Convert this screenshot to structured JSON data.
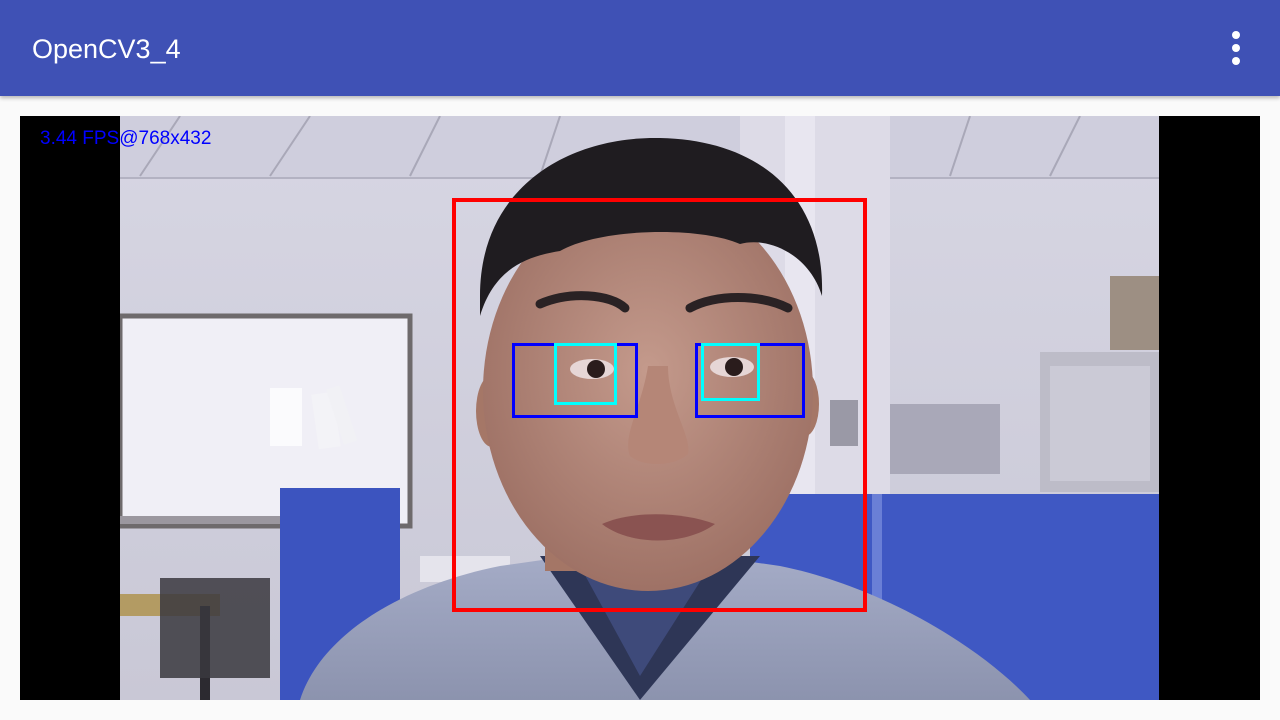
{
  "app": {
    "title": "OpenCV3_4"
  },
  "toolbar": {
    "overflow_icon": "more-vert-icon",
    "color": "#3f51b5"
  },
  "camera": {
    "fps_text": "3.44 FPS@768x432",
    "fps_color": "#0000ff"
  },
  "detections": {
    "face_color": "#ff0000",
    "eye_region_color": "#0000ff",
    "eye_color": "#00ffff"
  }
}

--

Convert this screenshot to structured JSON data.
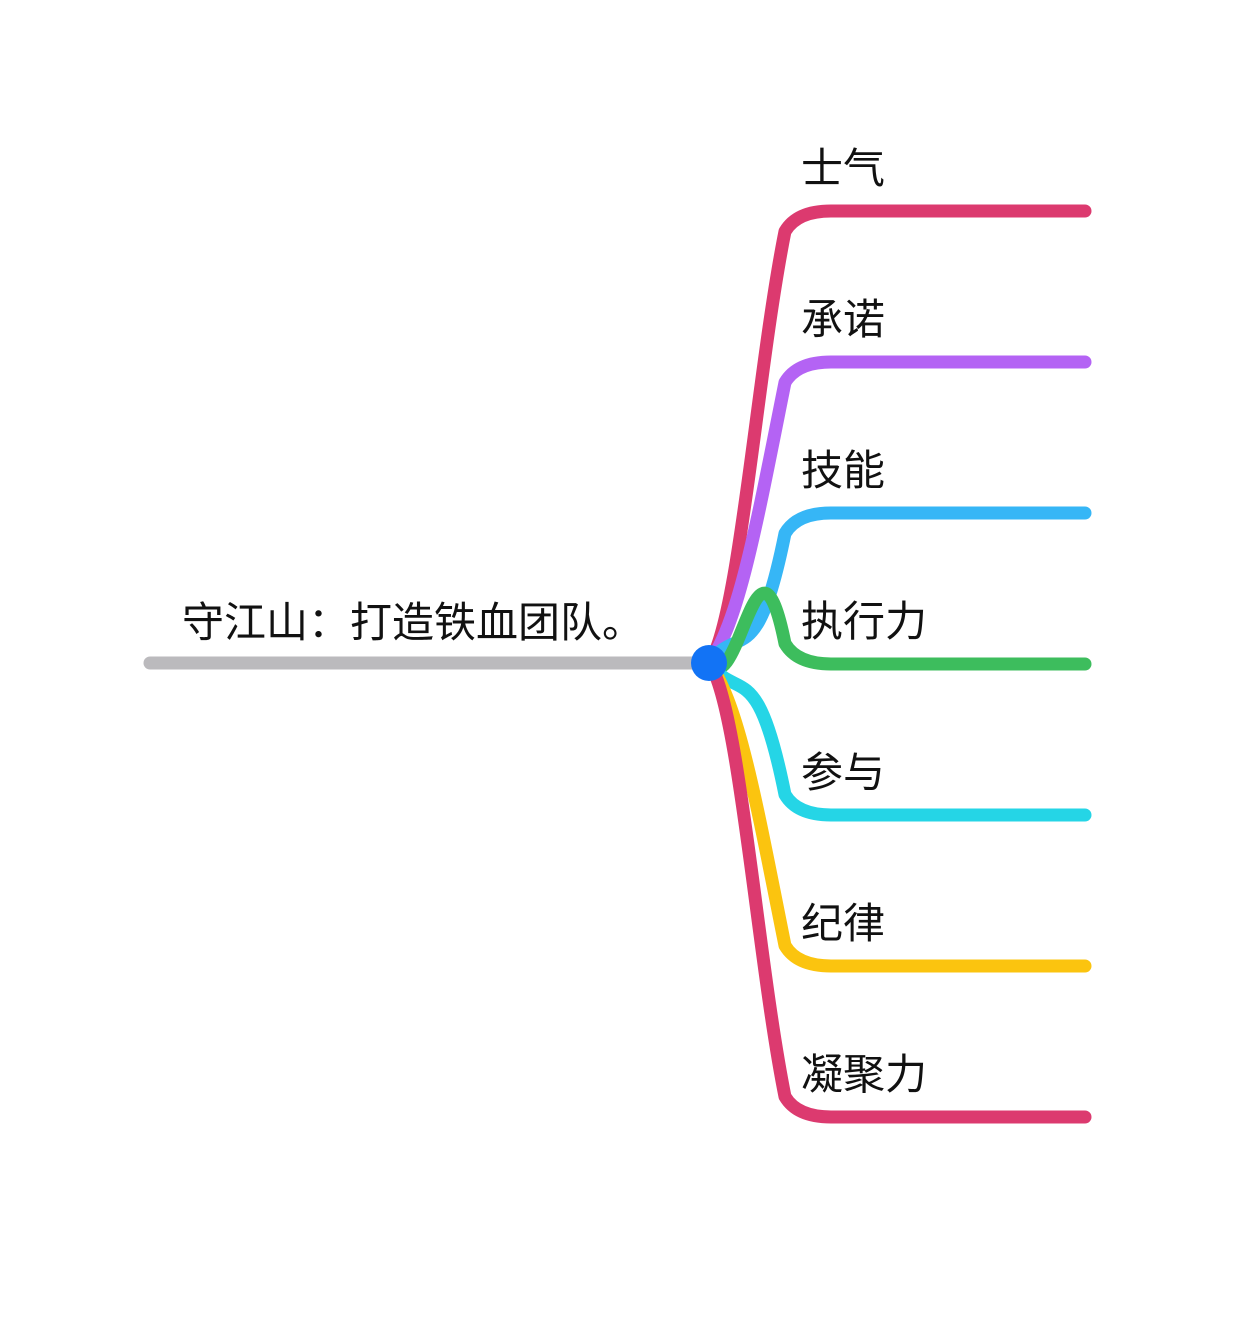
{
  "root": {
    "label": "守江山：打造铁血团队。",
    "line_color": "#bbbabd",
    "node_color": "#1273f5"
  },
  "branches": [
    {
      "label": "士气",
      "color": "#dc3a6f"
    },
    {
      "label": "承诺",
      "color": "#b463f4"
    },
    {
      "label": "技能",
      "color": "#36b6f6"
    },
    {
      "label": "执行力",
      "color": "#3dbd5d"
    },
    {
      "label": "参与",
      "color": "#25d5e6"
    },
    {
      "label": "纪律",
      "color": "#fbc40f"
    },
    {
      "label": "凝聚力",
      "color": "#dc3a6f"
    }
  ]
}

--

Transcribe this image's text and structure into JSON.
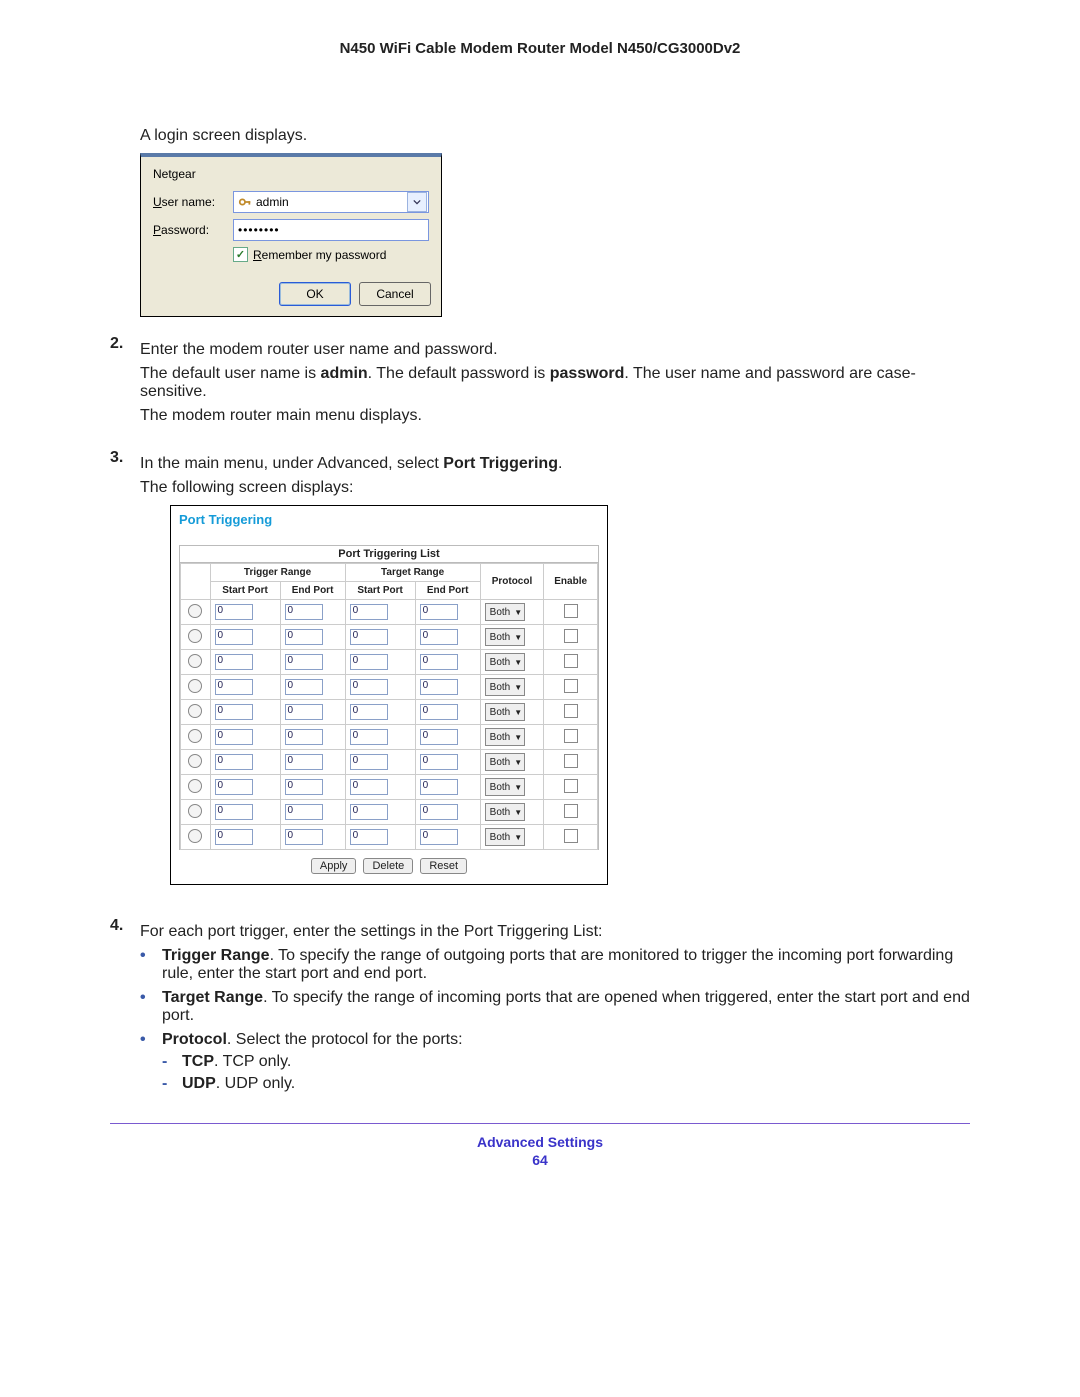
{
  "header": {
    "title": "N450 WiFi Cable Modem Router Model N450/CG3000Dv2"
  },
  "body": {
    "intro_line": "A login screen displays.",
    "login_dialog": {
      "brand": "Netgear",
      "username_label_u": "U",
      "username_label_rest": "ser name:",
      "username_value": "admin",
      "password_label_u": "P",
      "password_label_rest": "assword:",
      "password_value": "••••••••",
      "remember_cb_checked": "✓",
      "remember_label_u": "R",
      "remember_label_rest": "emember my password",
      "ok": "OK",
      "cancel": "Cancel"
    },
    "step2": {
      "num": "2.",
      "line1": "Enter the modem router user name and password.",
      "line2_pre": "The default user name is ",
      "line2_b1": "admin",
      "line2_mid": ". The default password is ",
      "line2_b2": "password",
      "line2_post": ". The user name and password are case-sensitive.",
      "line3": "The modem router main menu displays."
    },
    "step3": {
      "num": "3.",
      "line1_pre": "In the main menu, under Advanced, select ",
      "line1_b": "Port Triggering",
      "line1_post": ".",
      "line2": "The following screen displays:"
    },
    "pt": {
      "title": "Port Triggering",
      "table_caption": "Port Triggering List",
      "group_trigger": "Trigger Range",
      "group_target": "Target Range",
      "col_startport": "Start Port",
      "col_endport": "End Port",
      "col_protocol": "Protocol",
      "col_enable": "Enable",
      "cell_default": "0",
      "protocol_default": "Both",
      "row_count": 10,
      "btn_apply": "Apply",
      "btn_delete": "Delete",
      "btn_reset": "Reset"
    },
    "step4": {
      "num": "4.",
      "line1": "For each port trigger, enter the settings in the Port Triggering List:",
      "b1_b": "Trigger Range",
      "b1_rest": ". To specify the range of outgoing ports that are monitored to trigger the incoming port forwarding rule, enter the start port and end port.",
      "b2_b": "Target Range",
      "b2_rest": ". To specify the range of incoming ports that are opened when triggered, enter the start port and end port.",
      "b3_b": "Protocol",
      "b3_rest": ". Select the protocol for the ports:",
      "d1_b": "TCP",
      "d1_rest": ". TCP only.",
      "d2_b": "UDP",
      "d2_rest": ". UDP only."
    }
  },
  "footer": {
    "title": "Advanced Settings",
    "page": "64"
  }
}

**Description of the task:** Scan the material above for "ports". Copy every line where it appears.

**Solution to the problem:**
      "b1_rest": ". To specify the range of outgoing ports that are monitored to trigger the incoming port forwarding rule, enter the start port and end port.",
      "b2_rest": ". To specify the range of incoming ports that are opened when triggered, enter the start port and end port.",
      "b3_rest": ". Select the protocol for the ports:",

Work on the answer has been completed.